Hopefully being inspired by Sunny will help get you through it. Best of luck!

tierra said...

P.S. Now get off the internet and start writing!!! Ha ha!! :)

Anonymous said...

tierra--You are so right. The bottom line is, get off the internet and write a few more pages!
Shanster--thanks--I love mugwump's Sonita stories, too.

KD said...

Laura, I've read four of your novels so far so I still have plenty of reading to do. (I won't finish the rest before your deadline comes around.) I have enjoyed the fact that each novel goes in a slightly different direction and that you do manage to give us an exciting ending each time. Keep up the good work!

mugwump said...

Laura- I can' say too much because I have your next review coming up. BUT part of the fun I have with your books is watching Gail mature and grow. Watching her wade through the relationship ocean, struggle with her job, keeping finding a reason for just one more horse.....It's all good. And I can read your descriptions about your garden, your dinner menu and the beverage selection all day. It makes me want to put my feet up on the porch.
I just hope you continue to struggle on. I want to see how she solves those mysteries when she's 80. Miss Marple on horseback!

Joy said...

right now we're somewhat broke (hubby is in construction, times is tough babe!) and I haven't been able to get one of your books yet. I am seriously looking forward to reading your first and gobbling up all the rest, believe me.

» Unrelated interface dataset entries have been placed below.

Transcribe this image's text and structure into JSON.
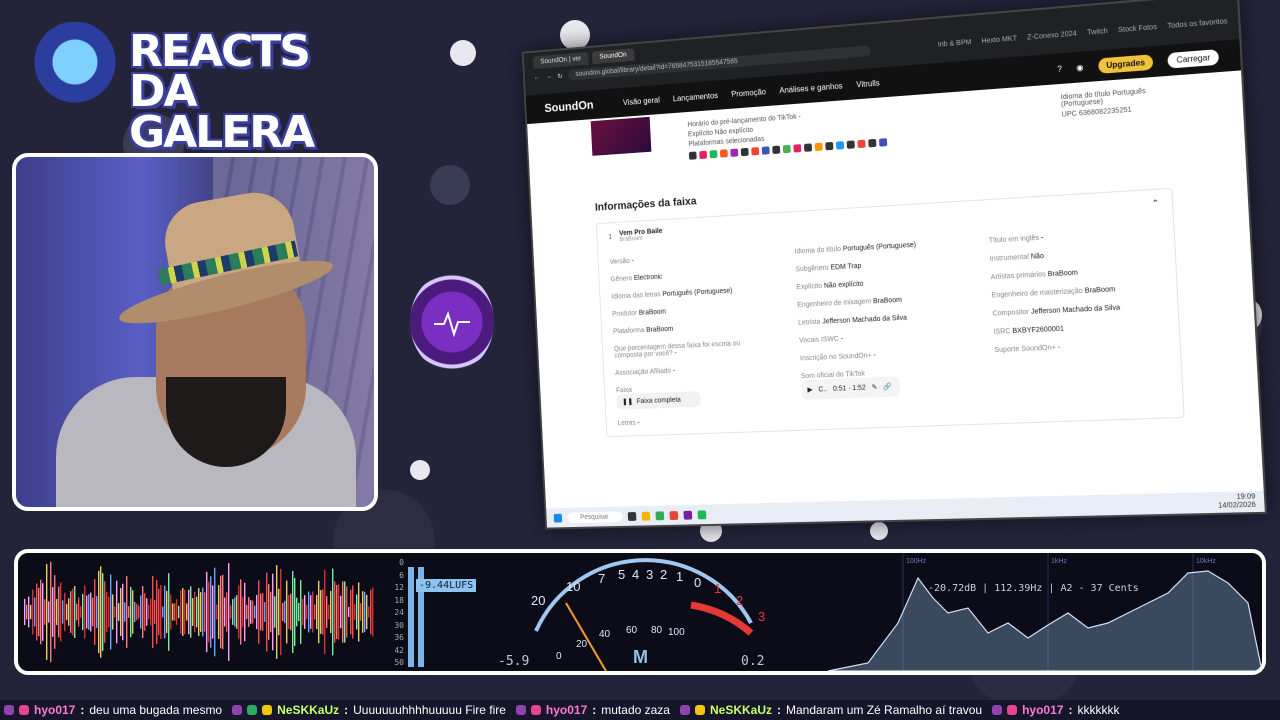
{
  "logo": {
    "line1": "REACTS",
    "line2": "DA GALERA"
  },
  "browser": {
    "tabs": [
      "SoundOn | ver",
      "SoundOn"
    ],
    "url": "soundon.global/library/detail?id=7658475315185547585",
    "bookmarks": [
      "Inb & BPM",
      "Todos os favoritos",
      "Hexto MKT",
      "Z-Conexo 2024",
      "Twitch",
      "Stock Fotos"
    ]
  },
  "app": {
    "brand": "SoundOn",
    "nav": [
      "Visão geral",
      "Lançamentos",
      "Promoção",
      "Análises e ganhos",
      "Vitrulls"
    ],
    "upgrade_label": "Upgrades",
    "upload_label": "Carregar"
  },
  "release_meta": {
    "left": [
      "Horário do pré-lançamento do TikTok -",
      "Explícito Não explícito",
      "Plataformas selecionadas"
    ],
    "right": [
      "Idioma do título Português (Portuguese)",
      "UPC 6368082235251"
    ]
  },
  "track_section": {
    "title": "Informações da faixa",
    "track_name": "Vem Pro Baile",
    "track_artist": "BraBoom",
    "col1": [
      {
        "k": "Versão",
        "v": "-"
      },
      {
        "k": "Gênero",
        "v": "Electronic"
      },
      {
        "k": "Idioma das letras",
        "v": "Português (Portuguese)"
      },
      {
        "k": "Produtor",
        "v": "BraBoom"
      },
      {
        "k": "Plataforma",
        "v": "BraBoom"
      },
      {
        "k": "Que porcentagem dessa faixa foi escrita ou composta por você?",
        "v": "-"
      },
      {
        "k": "Associação Afiliado",
        "v": "-"
      },
      {
        "k": "Faixa",
        "v": ""
      },
      {
        "k": "Letras",
        "v": "-"
      }
    ],
    "col2": [
      {
        "k": "Idioma do título",
        "v": "Português (Portuguese)"
      },
      {
        "k": "Subgênero",
        "v": "EDM Trap"
      },
      {
        "k": "Explícito",
        "v": "Não explícito"
      },
      {
        "k": "Engenheiro de mixagem",
        "v": "BraBoom"
      },
      {
        "k": "Letrista",
        "v": "Jefferson Machado da Silva"
      },
      {
        "k": "Vocais ISWC",
        "v": "-"
      },
      {
        "k": "Inscrição no SoundOn+",
        "v": "-"
      },
      {
        "k": "Som oficial do TikTok",
        "v": ""
      }
    ],
    "col3": [
      {
        "k": "Título em inglês",
        "v": "-"
      },
      {
        "k": "Instrumental",
        "v": "Não"
      },
      {
        "k": "Artistas primários",
        "v": "BraBoom"
      },
      {
        "k": "Engenheiro de masterização",
        "v": "BraBoom"
      },
      {
        "k": "Compositor",
        "v": "Jefferson Machado da Silva"
      },
      {
        "k": "ISRC",
        "v": "BXBYF2600001"
      },
      {
        "k": "Suporte SoundOn+",
        "v": "-"
      }
    ],
    "faixa_pill": "Faixa completa",
    "player": {
      "label": "C..",
      "time": "0:51 · 1:52"
    }
  },
  "taskbar": {
    "search": "Pesquisar",
    "time": "19:09",
    "date": "14/02/2026"
  },
  "meter": {
    "lufs": "-9.44LUFS",
    "loud_scale": [
      "0",
      "6",
      "12",
      "18",
      "24",
      "30",
      "36",
      "42",
      "48",
      "50"
    ],
    "vu_left_value": "-5.9",
    "vu_right_value": "0.2",
    "vu_mode": "M",
    "vu_scale_top": [
      "20",
      "10",
      "7",
      "5",
      "4",
      "3",
      "2",
      "1",
      "0",
      "1",
      "2",
      "3"
    ],
    "vu_scale_bottom": [
      "0",
      "20",
      "40",
      "60",
      "80",
      "100"
    ],
    "spec_readout": "-20.72dB | 112.39Hz | A2 - 37 Cents",
    "spec_freqs": [
      "100Hz",
      "1kHz",
      "10kHz"
    ],
    "colors": {
      "accent_red": "#e53935",
      "accent_blue": "#8ec3f0"
    }
  },
  "chat": [
    {
      "user": "hyo017",
      "color": "pink",
      "text": "deu uma bugada mesmo"
    },
    {
      "user": "NeSKKaUz",
      "color": "green",
      "text": "Uuuuuuuhhhhuuuuu  Fire fire"
    },
    {
      "user": "hyo017",
      "color": "pink",
      "text": "mutado zaza"
    },
    {
      "user": "NeSKKaUz",
      "color": "green",
      "text": "Mandaram um Zé Ramalho aí travou"
    },
    {
      "user": "hyo017",
      "color": "pink",
      "text": "kkkkkkk"
    }
  ]
}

I love mystery. I love the good ones, where you cannot tell who did it. I love old school, like Agathat Christie. My dad and I have read them all, several times. I love Sir Arthur Conan Doyle. I also love Tony Hillerman. Mystery is an amazing genre. (babblng, sorry) And I adore Stephen King, he is a wordsmith.

I guess I just wanted to tell you that to me, it's awe inspiring that you are a published author. I've always wanted to write, but I don't have that gift. I love to read and I do that a lot.

So I guess maybe you're just stretching your "legs". Maybe you need to experience a different medium right now. Obviously you are successful and good at what you do. I have faith that you will get back into your novel and get it done. I guess deadlines are stressful, and I'm sorry that's part of your deal.

Sorry for blabbing, I'm done now!

Joy said...

where'd that "t" come in on Agatha's name??? whoops.

Anonymous said...

Laura, What if it was a horse that was murdered? Maybe for the insurance money (as has happened in real life...)? The "chase" could involve Gail leading the next victim to safety. And Gail's horses could be in danger of being murdered as blackmail?
Writing's a tough job. Good luck!

Anonymous said...

KD, Joy, and mugwump, you guys are making it seem worthwhile to keep working on #11. And still learning--its a great suggestion. I'm hampered by the fact that I have a hard time putting Gail's horses in danger, even on the page. I have done the "horses murdered for the insurance money" plot though. I won't tell you in which book--it might spoil the story if you ever read it. Many of my plots are taken from stuff that's happened in real life. Life is inevitably full of stuff that is too unbelievable to even put in a work of fiction. I find plenty of material in the local horse world, believe me.

mugwump said...

joy-we all know what an asshat is. Now we just need to define agat-hat.

Joy said...
This comment has been removed by the author.
Joy said...

If you figure it mugwump, let me know, cause I have no idea!

Jami Davenport said...

Laura, I hate doing the first draft. Once that's done, I love going back and editing and layering in the character's personalities and the emotions.

I love writing the first three chapters. In fact, I'm the queen of the first three chapters. Now if I could only write the 2nd half of a book as well as the first half. Unfortunately, I get impatient to finish it then I don't do nearly as good of a job.

Like you, I'm procrastinating. I'm almost done with my current WIP, yet here I am, commenting on posts, checking My Space, etc.

The Gift Horse took me FOREVER to finish for some reason. It has a mystery in it, too, though it's primarily romance.

BobbieNoSocks said...

I'm glad you're blogging. Just self published my first novel... You're helping me ... that's for sure.